The respondent urged the Board to adopt a reading of section 155.00(4)(b) that would preclude his conviction from being a categorical CIMT. However, the Board held that this reading of section 155.00(4)(b) was, in fact, foreclosed by New York law. This is because under the precedent of New York's highest court found in People v. Medina, 960 N.E.2d 377, 382 (NY 2011), a conviction for larceny requires proof of an intent “to exert permanent or virtually permanent control over the property taken, or to cause permanent or virtually permanent loss to the owner of the possession and use thereof” (Medina quoting People v. Jennings, 504 N.E.2d 1079, 1086 (NY 1986)). This means that, although the plain language of section 155.00(4)(b) suggests that it is possible to be convicted for larceny in New York without the showing of the requisite intent to render the conviction a categorical CIMT under Diaz-Lizarraga, the precedent of New York's highest court makes clear that such showing, is in fact, necessary to secure a conviction. The Board found that this precedent prevented it from reading the statute as allowing a conviction for petit larceny to be obtained without the showing that the perpetrator intended to permanently deprive or substantially erode the property rights of the owner.
Although the respondent brought to bear cases to support such a reading of the statute, the Board found the cases cited to by the respondent to be unpersuasive. For example, the respondent cited to how Connecticut courts have interpreted similar statutes as allowing for larceny convictions without the intent to cause a permanent deprivation of property to the owner.

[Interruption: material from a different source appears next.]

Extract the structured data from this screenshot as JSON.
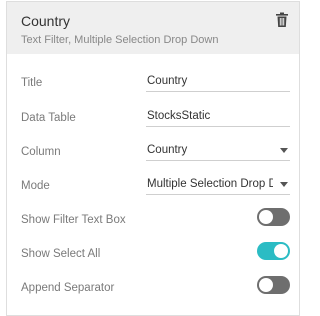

The Board explained, however, that it is the State court's interpretation of the statutes that control, not the language of the statutes themselves.
Accordingly, the Board applied its holding in the Matter of Diaz-Lizarraga and concluded that the respondent's offense was categorically a CIMT. This is because based on the wording of the statute and the interpretation of the statute by New York courts, proof of the intent to permanently or virtually permanently deprive an owner of his or her property was required for the conviction. For these reasons, the Board dismissed the respondent's appeal.
Taken in tandem with the Matter of Diaz-Lizarraga, the Matter of Obeya is a significant decision in interpreting whether a theft/larceny offense is a categorical CIMT. Obeya represents the first case outside of Diaz-Lizarraga where the Board applied its new standards in evaluating such offenses in the CIMT context. The case also highlights the importance of examining how State courts interpret an otherwise ambiguous statute. Had the New York Courts held that it was possible to procure a larceny conviction without proof of intent to permanently deprive or virtually permanently deprive an owner of his or her property, the Board would have likely found that the respondent's conviction was not a categorical CIMT, as may well be the result reached by the courts in a different state with similarly worded statutes to New York. For those in New York, however, the Board's decision makes clear that a petit larceny conviction will be considered a categorical CIMT with severe immigration consequences.
If an alien is facing a criminal matter, or is charged as removable, he or she should consult with an experienced immigration attorney immediately for a full evaluation of the situation.